The trend in painting he pursued during this period was towards symbolism, which he had publicly and polemically criticised. He acquired a large number of works in thus genre for the Fine Arts Museum during his tenure, just the same. Schiaffino was afterwards engaged in various diplomatic undertakings in Europe, but in 1933 he returned to Buenos Aires and published his most important book and Sculpture in Argentina. Biography, in Spanish, from Rudas Macho La Nación: Eduardo Schiaffino, un olvidado

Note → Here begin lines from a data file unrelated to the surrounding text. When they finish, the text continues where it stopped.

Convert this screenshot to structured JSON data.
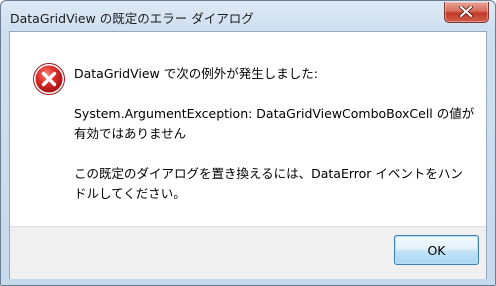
{
  "window": {
    "title": "DataGridView の既定のエラー ダイアログ"
  },
  "titlebar": {
    "close_icon": "close-icon"
  },
  "dialog": {
    "icon": "error-icon",
    "icon_color": "#d42020",
    "message": {
      "line1": "DataGridView で次の例外が発生しました:",
      "line2": "System.ArgumentException: DataGridViewComboBoxCell の値が",
      "line3": "有効ではありません",
      "line4": "この既定のダイアログを置き換えるには、DataError イベントをハン",
      "line5": "ドルしてください。"
    }
  },
  "buttons": {
    "ok_label": "OK"
  }
}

The Skinny Dip is a half-hour-long Canadian travel and adventure television series hosted by Eve Kelly, produced by Best Boy Entertainment. The show premiered with two episodes aired together on July 9, 2008 EST on the Travel + Escape Canadian cable channel, which commissioned six new episodes, that aired in November and December 2009. All eight episodes are now available on Amazon Prime. Host Eve Kelly travels to various destinations around the world. During each show, Eve calls upon local residents and tourists to join her in a trek to a local watering hole to skinny dip, they travel by camel, dog-sled, kayak or other mode of transport on a scenic journey, showing audiences unexplored regions of each destination. Each episode caps off with a skinny dip in a secluded swimming hole. No frontal nudity is shown. “Corner Brook” Steady Brook Falls, Marble Mountain, Newfoundland. “Brazil” Ubatuba mountains, São Paulo. "Yukon" icefield Whitehorse. “Costa Rica” Nauyaca Waterfalls, Puntarenas. “Australia” Trephina Gorge, MacDonnell Ranges, Alice Springs.